In the copy, include no pictures, but reproduce every record exactly.

Segment Start: Data shown

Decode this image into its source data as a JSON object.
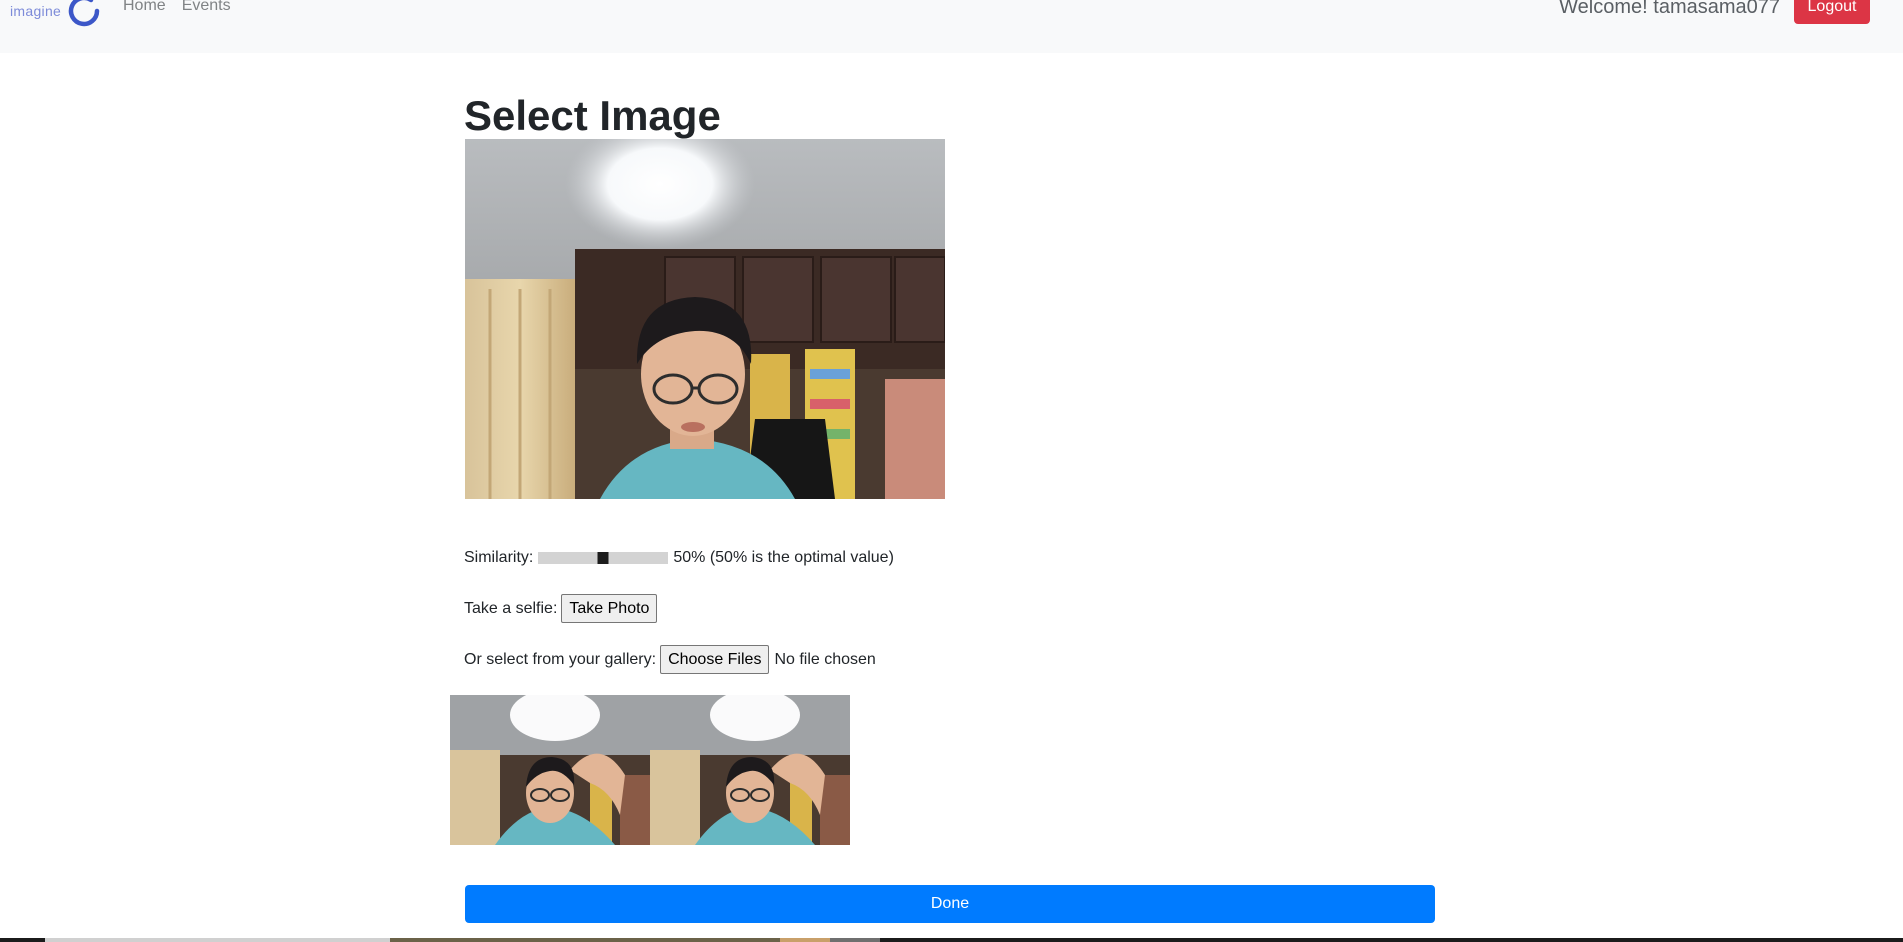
{
  "navbar": {
    "brand_text": "imagine",
    "links": [
      "Home",
      "Events"
    ],
    "welcome": "Welcome! tamasama077",
    "logout_label": "Logout"
  },
  "main": {
    "title": "Select Image",
    "similarity": {
      "label": "Similarity:",
      "value": 50,
      "value_text": "50% (50% is the optimal value)"
    },
    "selfie": {
      "label": "Take a selfie:",
      "button": "Take Photo"
    },
    "gallery": {
      "label": "Or select from your gallery:",
      "button": "Choose Files",
      "status": "No file chosen"
    },
    "thumbnail_count": 2,
    "done_label": "Done"
  },
  "colors": {
    "navbar_bg": "#f8f9fa",
    "logout": "#dc3545",
    "done": "#007bff",
    "brand_logo": "#3c57c8"
  }
}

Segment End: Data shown

_Result:_
Decode this image into its source data as a JSON object.
{
  "navbar": {
    "brand_text": "imagine",
    "links": [
      "Home",
      "Events"
    ],
    "welcome": "Welcome! tamasama077",
    "logout_label": "Logout"
  },
  "main": {
    "title": "Select Image",
    "similarity": {
      "label": "Similarity:",
      "value": 50,
      "value_text": "50% (50% is the optimal value)"
    },
    "selfie": {
      "label": "Take a selfie:",
      "button": "Take Photo"
    },
    "gallery": {
      "label": "Or select from your gallery:",
      "button": "Choose Files",
      "status": "No file chosen"
    },
    "thumbnail_count": 2,
    "done_label": "Done"
  },
  "colors": {
    "navbar_bg": "#f8f9fa",
    "logout": "#dc3545",
    "done": "#007bff",
    "brand_logo": "#3c57c8"
  }
}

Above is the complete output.